To make these calculations, Wells Fargo developed software called the automated-decisioning tool. The tool analyzes the individual borrower and their loan, and uses various constraints, including an incorrect calculation of attorneys’ fees, to decide whether or not to approve the loan. The software generates a yes or no decision. Only the decision, and not the actual calculations, are exported to different parts of the bank, meaning the error was not noticed for five years. Because attorneys’ fees were being calculated incorrectly, 625 borrowers who qualified for modification were denied. Overall, Wells Fargo approved 28% of modification requests, below average for the nation’s largest mortgage servicers.
Lessons for Compliance Professionals
For compliance professionals, this episode provides multiple take-aways. The failures at Wells Fargo demonstrate the risks of automation in compliance, the importance of technical expertise, and the risk of decision-making without putting the consumer and ultimately the reputation of the enterprise first.

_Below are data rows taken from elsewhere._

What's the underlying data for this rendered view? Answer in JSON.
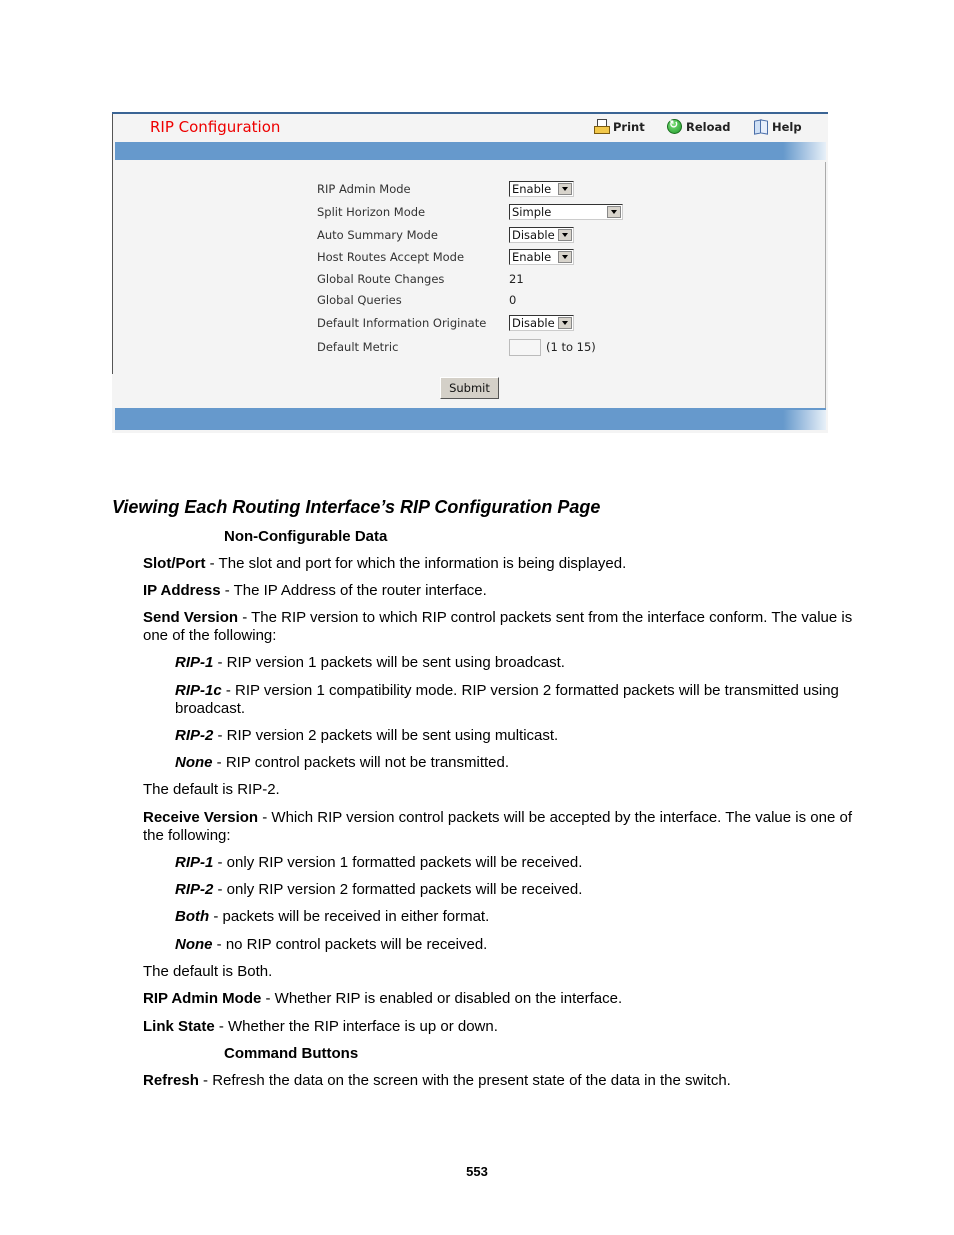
{
  "screenshot": {
    "title": "RIP Configuration",
    "toolbar": {
      "print": "Print",
      "reload": "Reload",
      "help": "Help"
    },
    "fields": [
      {
        "label": "RIP Admin Mode",
        "type": "select",
        "value": "Enable"
      },
      {
        "label": "Split Horizon Mode",
        "type": "select",
        "value": "Simple"
      },
      {
        "label": "Auto Summary Mode",
        "type": "select",
        "value": "Disable"
      },
      {
        "label": "Host Routes Accept Mode",
        "type": "select",
        "value": "Enable"
      },
      {
        "label": "Global Route Changes",
        "type": "text",
        "value": "21"
      },
      {
        "label": "Global Queries",
        "type": "text",
        "value": "0"
      },
      {
        "label": "Default Information Originate",
        "type": "select",
        "value": "Disable"
      },
      {
        "label": "Default Metric",
        "type": "input",
        "value": "",
        "hint": "(1 to 15)"
      }
    ],
    "submit_label": "Submit"
  },
  "document": {
    "heading": "Viewing Each Routing Interface’s RIP Configuration Page",
    "non_configurable_heading": "Non-Configurable Data",
    "slot_port": {
      "term": "Slot/Port",
      "text": " - The slot and port for which the information is being displayed."
    },
    "ip_address": {
      "term": "IP Address",
      "text": " - The IP Address of the router interface."
    },
    "send_version": {
      "term": "Send Version",
      "text": " - The RIP version to which RIP control packets sent from the interface conform. The value is one of the following:"
    },
    "send_options": [
      {
        "term": "RIP-1",
        "text": " - RIP version 1 packets will be sent using broadcast."
      },
      {
        "term": "RIP-1c",
        "text": " - RIP version 1 compatibility mode. RIP version 2 formatted packets will be transmitted using broadcast."
      },
      {
        "term": "RIP-2",
        "text": " - RIP version 2 packets will be sent using multicast."
      },
      {
        "term": "None",
        "text": " - RIP control packets will not be transmitted."
      }
    ],
    "send_default": "The default is RIP-2.",
    "receive_version": {
      "term": "Receive Version",
      "text": " - Which RIP version control packets will be accepted by the interface. The value is one of the following:"
    },
    "receive_options": [
      {
        "term": "RIP-1",
        "text": " - only RIP version 1 formatted packets will be received."
      },
      {
        "term": "RIP-2",
        "text": " - only RIP version 2 formatted packets will be received."
      },
      {
        "term": "Both",
        "text": " - packets will be received in either format."
      },
      {
        "term": "None",
        "text": " - no RIP control packets will be received."
      }
    ],
    "receive_default": "The default is Both.",
    "rip_admin_mode": {
      "term": "RIP Admin Mode",
      "text": " - Whether RIP is enabled or disabled on the interface."
    },
    "link_state": {
      "term": "Link State",
      "text": " - Whether the RIP interface is up or down."
    },
    "command_buttons_heading": "Command Buttons",
    "refresh": {
      "term": "Refresh",
      "text": " - Refresh the data on the screen with the present state of the data in the switch."
    }
  },
  "page_number": "553"
}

Banking compliance is often complex, especially for institutions with thousands of loans and customers. Software systems can provide a useful solution in managing a bank’s day-to-day operations. Further, consumer’s desire for online and mobile banking services provides additional incentive to automate decision-making. An individual can easily apply for a mortgage, credit card, or in this case a loan modification online or through a smart phone app. The bank can create a system to analyze the borrower and determine whether or not to approve the loan within seconds. Doing so provides an efficient solution to a complex workload. However, in creating software, banks need to be sure the assumptions and overall framework utilized by the bank are correct. Further, an effective auditing system must be implemented to continually analyze whether the system is working correctly. As this case demonstrates, using incorrect assumptions or constraints can result in catastrophic consequences to a borrower.
The case of Wells Fargo also demonstrates the importance of technical expertise, both in information technology and financial regulation. Wells Fargo did not notice the software error for five years. Thus, no internal audit, board oversight, or regulatory examination revealed the issue for five years. This demonstrates the need for more technical expertise in banking. As the industry becomes more technology-based, it’s paramount that institutions and regulators employ more individuals with information technology backgrounds, and better educate their existing employees on the intricacies of information technology.
Finally, this demonstrates the importance of putting the needs of the customer first. In comparison to the financial and housing crises of the past decade, this episode is a drop in the bucket. However, for the 400 families who lost their homes, their lives are changed forever. The decisioning tool developed by Wells Fargo offered efficiency, but cost the bank reputational and legal damage, and costs borrowers their homes. It’s hard to imagine George Bailey making an incorrect calculation resulting in a foreclosure. When making decisions, institutions need to think more like George Bailey and less like Mr. Potter.
Both Congress and regulators have begun looking into this episode further. Several questions hang over the investigation including the role of regulators while the error was ongoing at Wells Fargo. Specifically, whether a lack of regulatory due diligence allowed the error to continue. Additionally, what further issues arising from the immediate aftermath of the financial and housing crises could become apparent over time. Finally, with an administration determined to deregulate financial services, what consequences will institutions actually face for failures like this.